An Overview of Plastic Additives
It's funny. When we talk about the variety of plastics and the flexibility they have - both literally and figuratively - we're often talking about a very small percentage of what's in the plastic. The additives.
It makes sense that different plastic additives can dramatically change the properties of a type of plastic. Here at Filabot, we get into plastic additives a lot, and in some ways that aren't terribly common. Sure, we add colored pellets to our extruded plastic (typically a ratio of 100:1), but we do more than that. Lots more.
We're constantly combining plastics in ways that blur the boundaries between what an additive is and isn't. Let's talk a bit more about the ways you can use additives, either at small or large scale, to yield the types of plastic you need.
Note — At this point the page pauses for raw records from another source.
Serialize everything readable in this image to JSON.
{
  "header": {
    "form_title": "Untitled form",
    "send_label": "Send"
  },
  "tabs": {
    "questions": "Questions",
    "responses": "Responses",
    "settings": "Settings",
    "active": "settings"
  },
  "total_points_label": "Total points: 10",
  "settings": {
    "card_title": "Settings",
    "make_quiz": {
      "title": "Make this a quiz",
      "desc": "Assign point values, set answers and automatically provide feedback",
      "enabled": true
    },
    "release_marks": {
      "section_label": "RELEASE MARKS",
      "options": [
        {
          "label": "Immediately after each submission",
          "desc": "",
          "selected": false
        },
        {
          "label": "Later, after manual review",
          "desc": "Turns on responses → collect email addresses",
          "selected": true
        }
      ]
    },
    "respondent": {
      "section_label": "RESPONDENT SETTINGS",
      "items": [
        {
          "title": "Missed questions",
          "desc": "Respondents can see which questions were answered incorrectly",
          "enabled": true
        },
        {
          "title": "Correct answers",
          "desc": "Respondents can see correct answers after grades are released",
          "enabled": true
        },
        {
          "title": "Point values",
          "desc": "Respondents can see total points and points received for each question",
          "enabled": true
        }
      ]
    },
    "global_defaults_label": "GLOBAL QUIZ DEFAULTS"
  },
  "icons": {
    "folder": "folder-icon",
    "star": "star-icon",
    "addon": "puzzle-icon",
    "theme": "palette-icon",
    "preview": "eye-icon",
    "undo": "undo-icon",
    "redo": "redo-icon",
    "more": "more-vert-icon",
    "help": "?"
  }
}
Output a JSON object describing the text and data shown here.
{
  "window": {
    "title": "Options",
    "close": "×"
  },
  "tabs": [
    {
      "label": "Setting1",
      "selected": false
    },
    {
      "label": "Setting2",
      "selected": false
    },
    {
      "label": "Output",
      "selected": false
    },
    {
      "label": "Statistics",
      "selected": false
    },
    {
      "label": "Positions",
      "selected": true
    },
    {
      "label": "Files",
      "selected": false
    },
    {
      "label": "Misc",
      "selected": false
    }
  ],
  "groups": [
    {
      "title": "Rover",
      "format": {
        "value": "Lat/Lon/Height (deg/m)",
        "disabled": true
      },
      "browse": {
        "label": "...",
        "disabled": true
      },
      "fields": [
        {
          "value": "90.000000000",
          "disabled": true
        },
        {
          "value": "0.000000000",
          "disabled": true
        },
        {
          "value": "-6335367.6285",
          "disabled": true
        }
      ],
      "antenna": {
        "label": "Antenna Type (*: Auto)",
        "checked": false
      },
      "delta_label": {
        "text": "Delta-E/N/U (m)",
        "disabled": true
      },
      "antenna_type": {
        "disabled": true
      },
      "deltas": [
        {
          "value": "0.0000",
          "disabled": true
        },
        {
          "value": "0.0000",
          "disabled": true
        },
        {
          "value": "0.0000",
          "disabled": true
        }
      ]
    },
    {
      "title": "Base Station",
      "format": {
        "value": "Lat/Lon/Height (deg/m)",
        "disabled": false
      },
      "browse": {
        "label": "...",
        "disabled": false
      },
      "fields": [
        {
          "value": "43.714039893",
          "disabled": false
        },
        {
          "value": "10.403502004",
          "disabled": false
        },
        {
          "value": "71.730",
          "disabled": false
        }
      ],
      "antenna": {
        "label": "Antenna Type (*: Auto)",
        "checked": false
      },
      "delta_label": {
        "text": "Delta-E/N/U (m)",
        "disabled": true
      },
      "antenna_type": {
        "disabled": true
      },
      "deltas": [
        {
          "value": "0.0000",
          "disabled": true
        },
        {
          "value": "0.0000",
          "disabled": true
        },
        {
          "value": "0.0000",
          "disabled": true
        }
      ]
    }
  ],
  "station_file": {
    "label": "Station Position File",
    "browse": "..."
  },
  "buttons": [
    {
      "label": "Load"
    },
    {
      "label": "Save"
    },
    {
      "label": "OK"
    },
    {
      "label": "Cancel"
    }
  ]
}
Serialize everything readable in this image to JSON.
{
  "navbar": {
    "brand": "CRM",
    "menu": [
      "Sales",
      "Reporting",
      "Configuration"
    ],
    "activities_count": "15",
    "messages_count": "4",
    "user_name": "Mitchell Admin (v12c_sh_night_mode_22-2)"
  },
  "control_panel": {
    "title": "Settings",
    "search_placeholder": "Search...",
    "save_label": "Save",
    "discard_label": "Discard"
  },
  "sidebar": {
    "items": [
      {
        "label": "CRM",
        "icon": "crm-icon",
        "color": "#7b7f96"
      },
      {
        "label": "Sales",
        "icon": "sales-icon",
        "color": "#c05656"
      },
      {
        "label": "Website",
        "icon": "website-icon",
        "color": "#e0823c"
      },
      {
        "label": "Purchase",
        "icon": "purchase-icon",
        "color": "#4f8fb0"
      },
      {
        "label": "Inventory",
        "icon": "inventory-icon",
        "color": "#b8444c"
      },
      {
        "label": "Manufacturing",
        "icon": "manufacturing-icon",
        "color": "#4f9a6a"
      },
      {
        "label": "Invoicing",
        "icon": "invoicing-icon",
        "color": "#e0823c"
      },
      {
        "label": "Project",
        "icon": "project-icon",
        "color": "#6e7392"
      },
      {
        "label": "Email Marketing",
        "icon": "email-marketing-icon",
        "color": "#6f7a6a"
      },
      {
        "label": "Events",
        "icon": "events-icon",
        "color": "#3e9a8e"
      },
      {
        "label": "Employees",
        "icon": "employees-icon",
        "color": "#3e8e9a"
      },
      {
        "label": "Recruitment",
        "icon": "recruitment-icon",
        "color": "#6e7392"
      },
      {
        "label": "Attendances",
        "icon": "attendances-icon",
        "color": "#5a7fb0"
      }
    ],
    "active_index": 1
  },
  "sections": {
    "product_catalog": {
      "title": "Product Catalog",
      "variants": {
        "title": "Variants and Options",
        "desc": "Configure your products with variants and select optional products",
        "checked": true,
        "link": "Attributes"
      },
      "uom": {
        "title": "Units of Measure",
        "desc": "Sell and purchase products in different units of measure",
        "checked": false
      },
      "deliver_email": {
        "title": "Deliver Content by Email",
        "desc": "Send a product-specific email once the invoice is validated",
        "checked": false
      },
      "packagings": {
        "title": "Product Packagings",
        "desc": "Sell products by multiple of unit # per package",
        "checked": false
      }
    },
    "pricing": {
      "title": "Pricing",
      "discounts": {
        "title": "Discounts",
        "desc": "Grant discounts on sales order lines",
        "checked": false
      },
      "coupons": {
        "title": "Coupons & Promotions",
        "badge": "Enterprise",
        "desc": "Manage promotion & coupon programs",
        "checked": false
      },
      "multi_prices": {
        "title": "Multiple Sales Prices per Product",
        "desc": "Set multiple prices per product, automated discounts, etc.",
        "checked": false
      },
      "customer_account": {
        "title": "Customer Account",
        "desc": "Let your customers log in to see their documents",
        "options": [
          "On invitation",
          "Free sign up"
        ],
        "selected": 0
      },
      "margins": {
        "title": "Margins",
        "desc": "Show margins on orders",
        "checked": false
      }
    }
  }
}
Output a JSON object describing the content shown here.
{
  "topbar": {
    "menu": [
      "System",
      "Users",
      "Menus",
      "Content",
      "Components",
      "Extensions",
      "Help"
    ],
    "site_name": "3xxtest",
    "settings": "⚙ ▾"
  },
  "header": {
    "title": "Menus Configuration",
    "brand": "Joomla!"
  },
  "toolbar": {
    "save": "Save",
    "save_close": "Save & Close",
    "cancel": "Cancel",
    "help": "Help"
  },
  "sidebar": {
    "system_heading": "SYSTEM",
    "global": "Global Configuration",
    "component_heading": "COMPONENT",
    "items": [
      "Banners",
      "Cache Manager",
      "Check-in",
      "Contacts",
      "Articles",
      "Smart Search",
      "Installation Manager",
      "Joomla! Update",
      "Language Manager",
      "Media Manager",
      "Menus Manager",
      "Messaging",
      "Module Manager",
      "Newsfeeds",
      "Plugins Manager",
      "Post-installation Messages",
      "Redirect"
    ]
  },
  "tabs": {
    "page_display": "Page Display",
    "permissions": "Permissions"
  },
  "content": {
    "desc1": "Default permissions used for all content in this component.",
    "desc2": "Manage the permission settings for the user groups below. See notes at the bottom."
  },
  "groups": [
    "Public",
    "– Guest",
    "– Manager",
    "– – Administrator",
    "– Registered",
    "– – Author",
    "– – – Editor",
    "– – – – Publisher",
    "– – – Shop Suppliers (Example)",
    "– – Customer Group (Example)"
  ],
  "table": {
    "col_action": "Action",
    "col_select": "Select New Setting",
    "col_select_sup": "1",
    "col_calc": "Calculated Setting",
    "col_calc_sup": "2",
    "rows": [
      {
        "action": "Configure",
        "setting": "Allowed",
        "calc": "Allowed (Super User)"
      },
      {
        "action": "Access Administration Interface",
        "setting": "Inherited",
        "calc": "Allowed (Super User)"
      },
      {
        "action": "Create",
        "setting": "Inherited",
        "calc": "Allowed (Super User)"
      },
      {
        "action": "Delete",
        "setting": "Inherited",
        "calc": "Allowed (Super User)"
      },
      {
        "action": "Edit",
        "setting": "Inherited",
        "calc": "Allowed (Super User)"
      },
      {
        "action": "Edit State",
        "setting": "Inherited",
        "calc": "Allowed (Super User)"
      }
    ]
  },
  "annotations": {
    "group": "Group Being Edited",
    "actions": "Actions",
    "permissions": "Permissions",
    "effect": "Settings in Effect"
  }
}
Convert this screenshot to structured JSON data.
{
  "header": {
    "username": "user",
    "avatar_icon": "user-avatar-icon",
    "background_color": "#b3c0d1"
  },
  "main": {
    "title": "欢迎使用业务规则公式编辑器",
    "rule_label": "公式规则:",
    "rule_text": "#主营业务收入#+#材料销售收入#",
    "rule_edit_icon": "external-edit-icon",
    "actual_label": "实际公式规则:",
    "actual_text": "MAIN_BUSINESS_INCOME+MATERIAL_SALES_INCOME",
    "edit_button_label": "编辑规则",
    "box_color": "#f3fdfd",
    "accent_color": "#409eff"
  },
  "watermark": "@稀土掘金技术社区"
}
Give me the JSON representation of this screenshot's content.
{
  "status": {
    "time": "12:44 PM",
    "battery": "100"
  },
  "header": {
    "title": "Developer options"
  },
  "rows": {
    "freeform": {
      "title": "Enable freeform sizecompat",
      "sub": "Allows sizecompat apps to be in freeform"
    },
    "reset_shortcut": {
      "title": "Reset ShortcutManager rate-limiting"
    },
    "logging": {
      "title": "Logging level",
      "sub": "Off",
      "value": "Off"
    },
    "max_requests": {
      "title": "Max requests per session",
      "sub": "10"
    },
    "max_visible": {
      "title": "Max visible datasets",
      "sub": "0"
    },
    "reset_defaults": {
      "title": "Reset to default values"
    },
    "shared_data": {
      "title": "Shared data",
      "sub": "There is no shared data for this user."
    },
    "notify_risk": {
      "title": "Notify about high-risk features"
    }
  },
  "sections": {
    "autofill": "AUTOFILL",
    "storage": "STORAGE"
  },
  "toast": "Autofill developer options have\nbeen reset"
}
All plastics start with a base material - that foundational plastic that you'll add to. Properties are important here, but so is cost. You can dramatically change the final plastic with a (relatively) inexpensive additive. Anyone who has spent time extruding filament at volume knows that the cost of your base plastic matters quite a bit.
There are a number of classifications of additives. For the sake of discussion, let's list them.
- Fillers - metal, talc, granite, limestone, coffee grounds
- Colorant - opaque, glow
- Plasticizers - melt flow modifiers
- Stabilizers - inhibit degradation
- Flame retardants
- Ultraviolet (UV) Light Absorbers
- Antistatic Agents
- Blowing Agents - Foaming
- Lubricants - Mold release, Slip Modifiers
- Reinforcements - Carbon fiber, Fiberglass, Kevlar
If we look closely at the categories, we can see that there are a few commonalities. The additives either help with plastic usage, manufacturing, or durability. And when we consider the real world, most plastics have multiple additives.
It's these additives that often create issues, though. These issues pop up when we're talking about recycling or toxicity or other subjects. We often talk about plastics as a single thing, as if they're all the same. The actual plastic, when we get right down to it, is pretty safe and stable. The additives we use, however... those can be a very different story.
Some additives, including those containing heavy metals, have been banned from use in various countries. The European Union, United States, and other countries have banned products with certain additives due to their impact on health, the environment, and for other reasons.
One of the greatest challenges with additives comes in processing after it's produced. It makes sense that plastic-producing companies aren't always going to shout their recipes from the rooftops. Whether we're talking about extrusion or recycling, it can be extremely difficult - nearing impossible - to work with some plastics because of this fact.
This is just one of the reasons we recycle from an open-source model. Once we identify ways to recycle a particular plastic, we release that information publicly. We hope that others will follow suit.